Elyse Hayes

Date of Award


Degree Type

Honors College Thesis

Academic Program

Biological Sciences BS


Biological Sciences

First Advisor

Dr. Jerry R. Alliston, Ph.D.

Advisor Department

Interdisciplinary Studies

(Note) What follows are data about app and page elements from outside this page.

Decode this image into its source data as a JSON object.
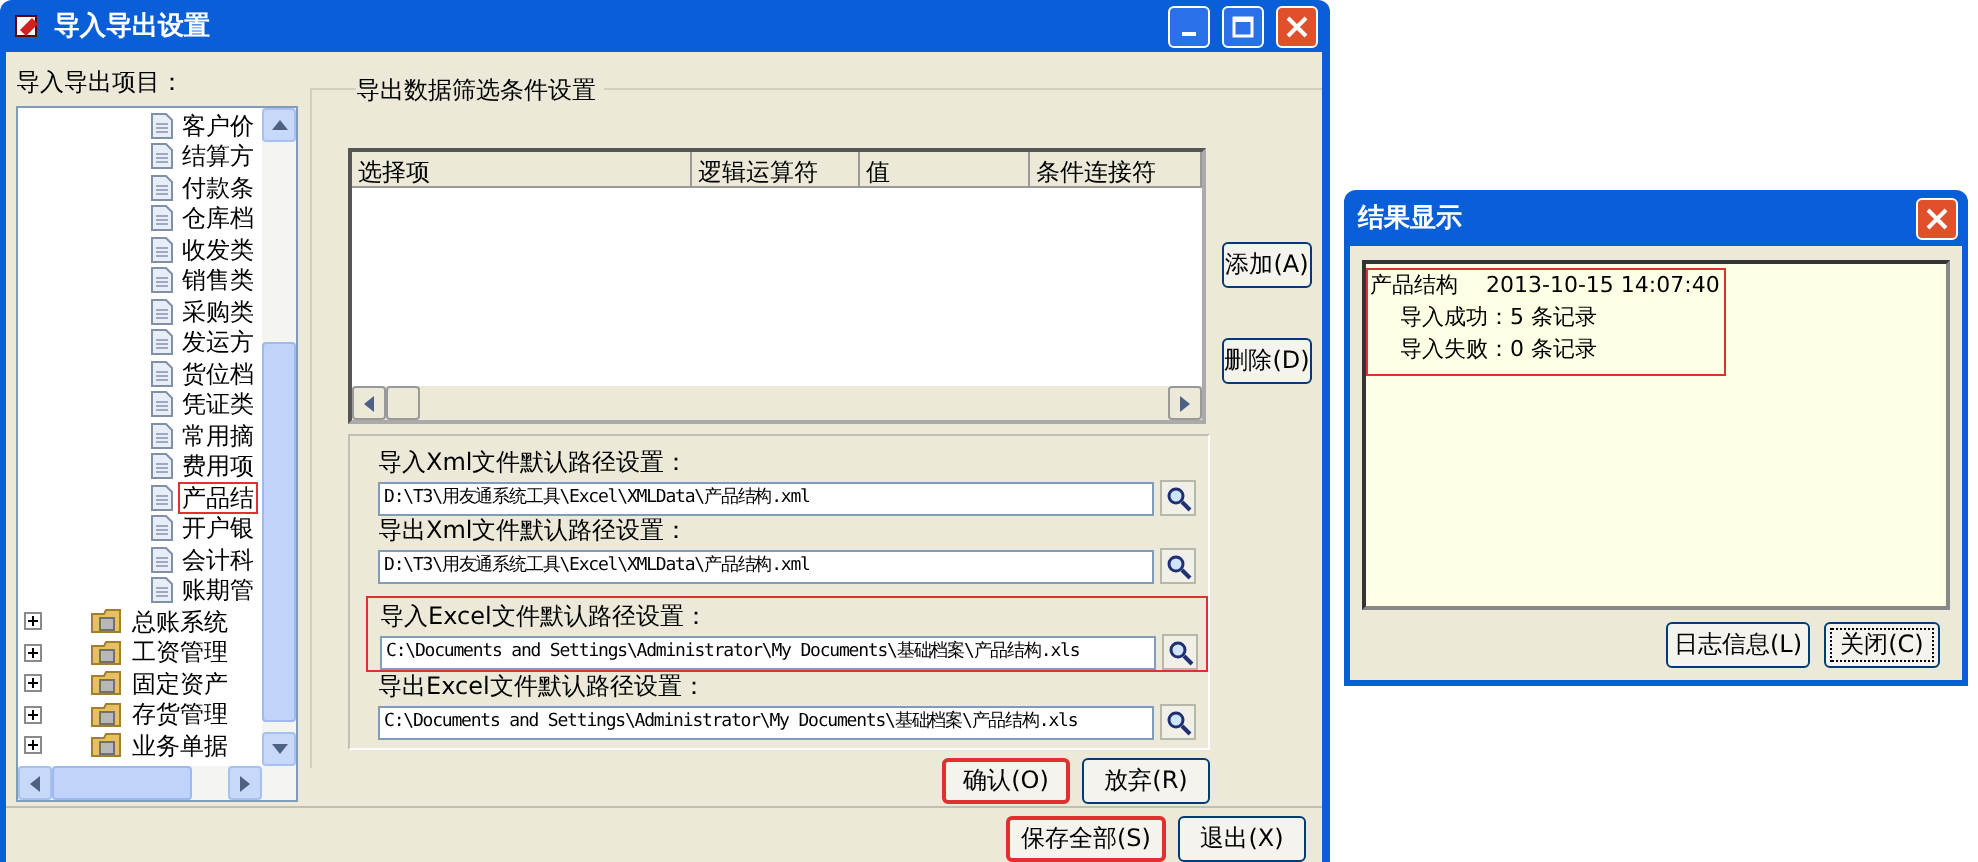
{
  "window": {
    "title": "导入导出设置"
  },
  "tree": {
    "label": "导入导出项目：",
    "items": [
      {
        "kind": "group",
        "children": [
          {
            "kind": "document",
            "label": "客户价",
            "highlighted": false
          },
          {
            "kind": "document",
            "label": "结算方",
            "highlighted": false
          },
          {
            "kind": "document",
            "label": "付款条",
            "highlighted": false
          },
          {
            "kind": "document",
            "label": "仓库档",
            "highlighted": false
          },
          {
            "kind": "document",
            "label": "收发类",
            "highlighted": false
          },
          {
            "kind": "document",
            "label": "销售类",
            "highlighted": false
          },
          {
            "kind": "document",
            "label": "采购类",
            "highlighted": false
          },
          {
            "kind": "document",
            "label": "发运方",
            "highlighted": false
          },
          {
            "kind": "document",
            "label": "货位档",
            "highlighted": false
          },
          {
            "kind": "document",
            "label": "凭证类",
            "highlighted": false
          },
          {
            "kind": "document",
            "label": "常用摘",
            "highlighted": false
          },
          {
            "kind": "document",
            "label": "费用项",
            "highlighted": false
          },
          {
            "kind": "document",
            "label": "产品结",
            "highlighted": true
          },
          {
            "kind": "document",
            "label": "开户银",
            "highlighted": false
          },
          {
            "kind": "document",
            "label": "会计科",
            "highlighted": false
          },
          {
            "kind": "document",
            "label": "账期管",
            "highlighted": false
          }
        ]
      },
      {
        "kind": "folder",
        "label": "总账系统",
        "expanded": false
      },
      {
        "kind": "folder",
        "label": "工资管理",
        "expanded": false
      },
      {
        "kind": "folder",
        "label": "固定资产",
        "expanded": false
      },
      {
        "kind": "folder",
        "label": "存货管理",
        "expanded": false
      },
      {
        "kind": "folder",
        "label": "业务单据",
        "expanded": false
      }
    ]
  },
  "filter": {
    "title": "导出数据筛选条件设置",
    "columns": [
      "选择项",
      "逻辑运算符",
      "值",
      "条件连接符"
    ],
    "buttons": [
      "添加(A)",
      "删除(D)"
    ]
  },
  "paths": [
    {
      "label": "导入Xml文件默认路径设置：",
      "value": "D:\\T3\\用友通系统工具\\Excel\\XMLData\\产品结构.xml",
      "highlighted": false
    },
    {
      "label": "导出Xml文件默认路径设置：",
      "value": "D:\\T3\\用友通系统工具\\Excel\\XMLData\\产品结构.xml",
      "highlighted": false
    },
    {
      "label": "导入Excel文件默认路径设置：",
      "value": "C:\\Documents and Settings\\Administrator\\My Documents\\基础档案\\产品结构.xls",
      "highlighted": true
    },
    {
      "label": "导出Excel文件默认路径设置：",
      "value": "C:\\Documents and Settings\\Administrator\\My Documents\\基础档案\\产品结构.xls",
      "highlighted": false
    }
  ],
  "form_buttons": [
    {
      "label": "确认(O)",
      "highlighted": true
    },
    {
      "label": "放弃(R)",
      "highlighted": false
    }
  ],
  "footer_buttons": [
    {
      "label": "保存全部(S)",
      "highlighted": true
    },
    {
      "label": "退出(X)",
      "highlighted": false
    }
  ],
  "result_dialog": {
    "title": "结果显示",
    "item": "产品结构",
    "time": "2013-10-15 14:07:40",
    "lines": [
      "导入成功：5 条记录",
      "导入失败：0 条记录"
    ],
    "highlighted": true,
    "buttons": [
      {
        "label": "日志信息(L)",
        "focused": false
      },
      {
        "label": "关闭(C)",
        "focused": true
      }
    ]
  }
}
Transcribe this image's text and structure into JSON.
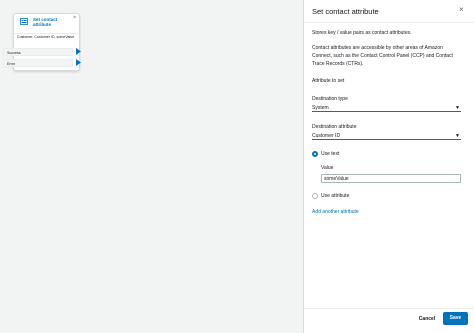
{
  "flow_block": {
    "title": "Set contact attribute",
    "close": "×",
    "body": "Customer, Customer ID, someValue",
    "branches": [
      "Success",
      "Error"
    ]
  },
  "panel": {
    "title": "Set contact attribute",
    "close": "×",
    "description": "Stores key / value pairs as contact attributes.",
    "info": "Contact attributes are accessible by other areas of Amazon Connect, such as the Contact Control Panel (CCP) and Contact Trace Records (CTRs).",
    "attribute_to_set": "Attribute to set",
    "destination_type_label": "Destination type",
    "destination_type_value": "System",
    "destination_attribute_label": "Destination attribute",
    "destination_attribute_value": "Customer ID",
    "use_text_label": "Use text",
    "value_label": "Value",
    "value_input": "someValue",
    "use_attribute_label": "Use attribute",
    "add_another": "Add another attribute",
    "cancel": "Cancel",
    "save": "Save"
  }
}
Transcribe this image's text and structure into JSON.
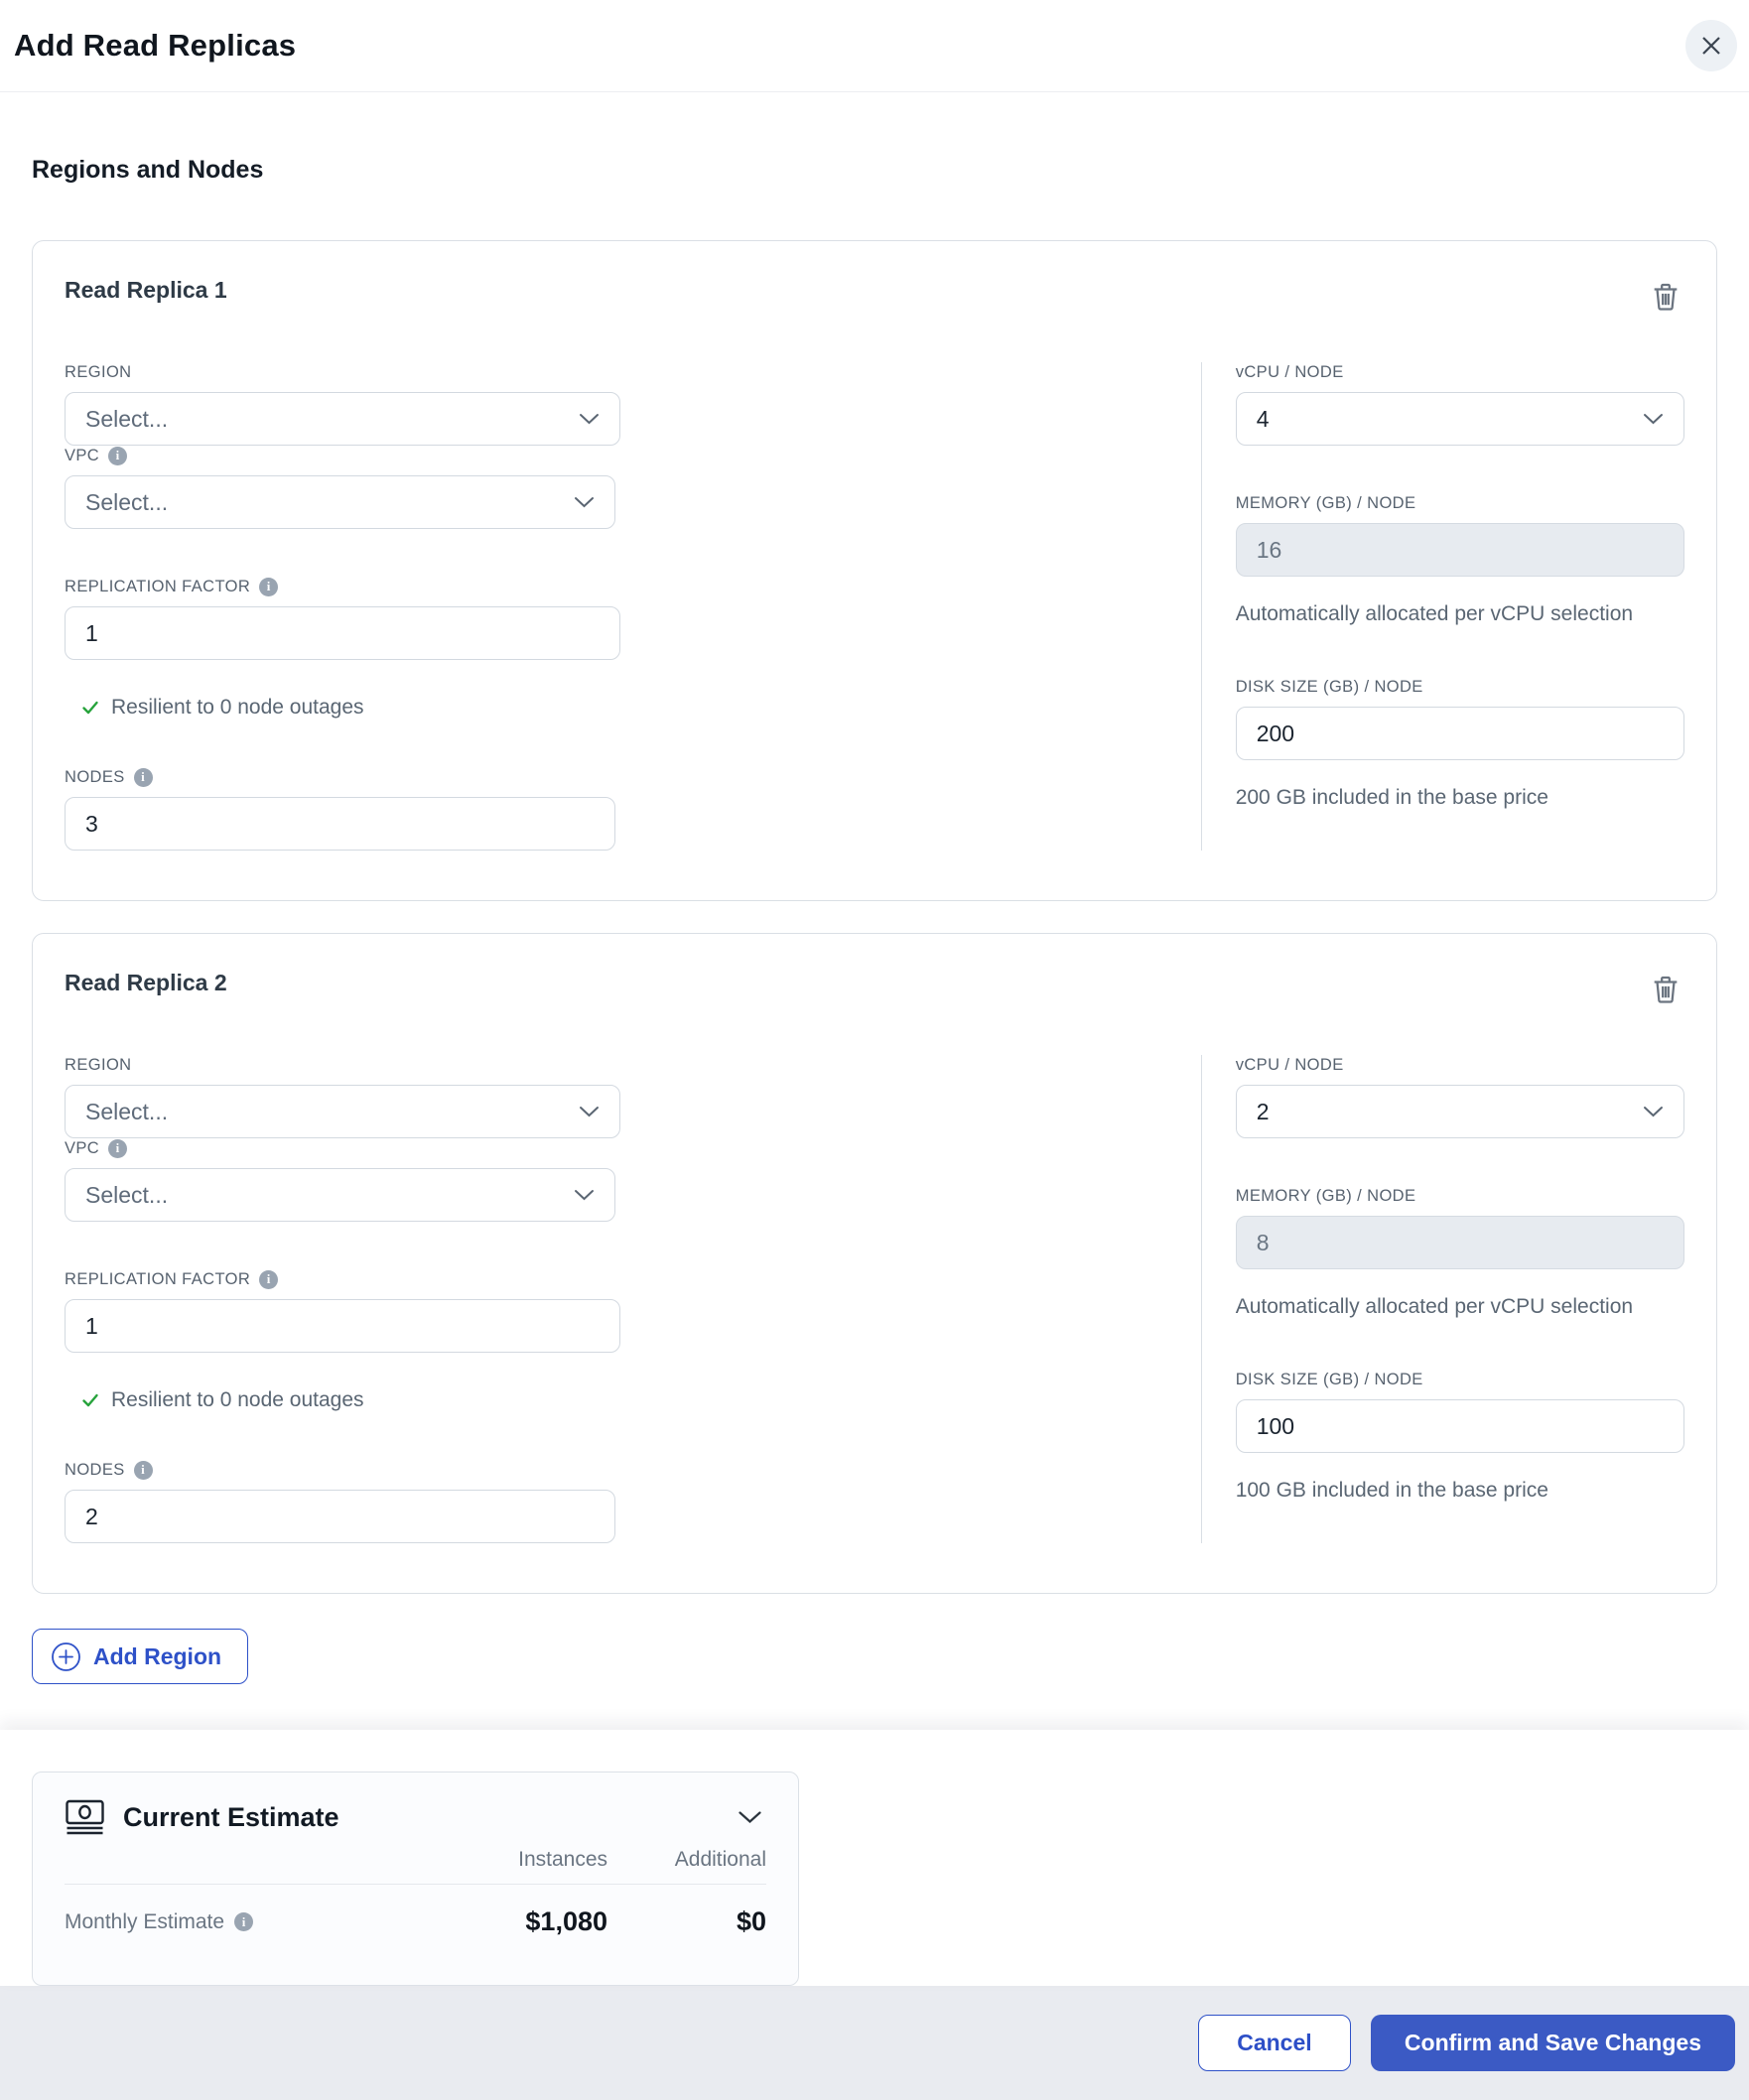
{
  "header": {
    "title": "Add Read Replicas"
  },
  "section_title": "Regions and Nodes",
  "labels": {
    "region": "REGION",
    "vpc": "VPC",
    "replication_factor": "REPLICATION FACTOR",
    "nodes": "NODES",
    "vcpu": "vCPU / NODE",
    "memory": "MEMORY (GB) / NODE",
    "disk": "DISK SIZE (GB) / NODE",
    "memory_helper": "Automatically allocated per vCPU selection",
    "info_glyph": "i"
  },
  "replicas": [
    {
      "title": "Read Replica 1",
      "region_value": "Select...",
      "vpc_value": "Select...",
      "vcpu_value": "4",
      "replication_factor": "1",
      "nodes": "3",
      "memory": "16",
      "disk": "200",
      "resilience_text": "Resilient to 0 node outages",
      "disk_helper": "200 GB included in the base price"
    },
    {
      "title": "Read Replica 2",
      "region_value": "Select...",
      "vpc_value": "Select...",
      "vcpu_value": "2",
      "replication_factor": "1",
      "nodes": "2",
      "memory": "8",
      "disk": "100",
      "resilience_text": "Resilient to 0 node outages",
      "disk_helper": "100 GB included in the base price"
    }
  ],
  "add_region_label": "Add Region",
  "estimate": {
    "title": "Current Estimate",
    "col_instances": "Instances",
    "col_additional": "Additional",
    "row_label": "Monthly Estimate",
    "instances_value": "$1,080",
    "additional_value": "$0"
  },
  "footer": {
    "cancel": "Cancel",
    "confirm": "Confirm and Save Changes"
  },
  "colors": {
    "accent_blue": "#2e51c8",
    "confirm_blue": "#3b5ac4",
    "success_green": "#27a33c",
    "label_gray": "#57626f",
    "footer_bg": "#e9ebf0"
  }
}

This study used a between-subjects repeated measures design to determine the efficacy of virtual reality job interview training (VR-JIT) as an instrument for providing workplace readiness training under pre-ETS when compared to current real-world methods. Of the total participants (N=19), 57.89% were male and 42.11% were female, and autism (36.84%) and cognitive impairment (47.37%) were the most frequently reported diagnoses. The results of a paired samples T-test were non-significant with t (8) = 0.13, p = 0.9029 with the use of mock interviews and t (9) = 0.68, p = .5156 with the use of virtual reality. The results of an independent samples T-test of posttest VR-JIT and traditional methods scores were non-significant with t (17) = -0.13, p = 0.9002. Therefore, we conclude that neither traditional mock-interview methods nor VR-JIT produce significant differences between pre- and post-test evaluations, and there is no significant difference between results of VR-JIT and traditional methods. Despite these findings, student engagement and positive feedback within the VR-JIT group were notably increased compared to traditional methods. Future research of VR-JIT across a longer period and within alternative settings is warranted.